Mastering the Art of Cupping in Brazil

The Foodish Boy gets immersed in coffee culture at Daterra, Brazil's first sustainable coffee farm

The Foodish Boy continues his culinary adventures, working at Daterra, the first sustainable coffee farm in Brazil.

Next is taste. You take a decent spoonful of the coffee liquor and slurp it into your mouth (the slurp helps aerate the liquor and release the flavors). The coffee is then swirled around your mouth before spitting the liquid into a cup. Finally the tasting step is repeated taking into account attributes of mouthfeel, overall quality, and consistency. Coffee tasting is certainly not a graceful activity, and going about the process shyly will result in either not tasting much or dribbling a lot of coffee down your shirt.

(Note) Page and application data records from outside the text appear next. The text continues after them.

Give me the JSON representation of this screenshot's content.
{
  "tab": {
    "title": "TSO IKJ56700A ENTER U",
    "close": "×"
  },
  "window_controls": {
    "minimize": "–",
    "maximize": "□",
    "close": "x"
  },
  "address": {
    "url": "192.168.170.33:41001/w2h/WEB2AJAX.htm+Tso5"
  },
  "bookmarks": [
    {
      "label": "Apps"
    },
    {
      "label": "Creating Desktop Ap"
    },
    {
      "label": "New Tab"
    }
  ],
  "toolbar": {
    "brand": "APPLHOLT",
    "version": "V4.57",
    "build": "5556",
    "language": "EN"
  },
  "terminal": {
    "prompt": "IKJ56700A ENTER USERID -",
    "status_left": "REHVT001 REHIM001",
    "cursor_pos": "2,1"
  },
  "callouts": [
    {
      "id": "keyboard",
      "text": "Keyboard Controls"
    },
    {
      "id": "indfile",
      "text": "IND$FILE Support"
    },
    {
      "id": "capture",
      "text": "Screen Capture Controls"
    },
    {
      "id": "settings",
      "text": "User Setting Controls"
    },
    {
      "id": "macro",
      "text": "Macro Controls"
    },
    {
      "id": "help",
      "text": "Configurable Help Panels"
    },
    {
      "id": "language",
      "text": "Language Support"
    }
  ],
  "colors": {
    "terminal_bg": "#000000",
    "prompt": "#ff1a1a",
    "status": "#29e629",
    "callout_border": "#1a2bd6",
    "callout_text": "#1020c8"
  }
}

My test started well. Amazingly I was able to pick out certain aromas in the coffee. But the more I started to think about certain aspects, the more confused I got. "Did I just get a hint of chocolate? Or wait… was that vanilla? Oh Christ… maybe it was chocolate after all." And when I moved on to tasting, things got even more confusing; trying to mark for acidity, aftertaste, body, balance, and other attributes on one slurp was extremely difficult. While the master cupper whizzed around the table, I took several attempts to make up my mind. Then there was the problem of marking everything out of 10. With no prior cupping experience what the hell was I supposed to compare it against?

An hour or so later I looked over my charts, feeling completely hopeless and a bit of a fool. Finally came the moment of truth. I sat down with the master taster to compare our notes. To everyone’s surprise we had pretty similar scores and remarks. My only serious slip-up was scoring the best quality coffee with the lowest mark. But as the taster explained, an extremely complex coffee is different on every taste, so while he rewarded this with a high score, I had become frustrated and confused and scored it low.

The master cupper was so pleased with my effort that he said he had a little surprise in store for me. Initially, I thought this was a trip the edge of the estate to watch one final beautiful sunset. But little did I know the treat was yet to come…


On my last morning Daterra had selected a tree for me to plant — a variety chosen especially for its name Capitano Janitar (Captain Dinner) — they assured me despite their best attempts they could not find a Foodish Boy species. "No matter where you are in the world Alex, you will always have roots in Brazil. Our home is now your home," Gabriel told me. Teary eyed, I thanked the team for an incredible week. In Brazil they say to become eternal you need to do three things: Plant a tree, write a book, and have children. One down. Two to go…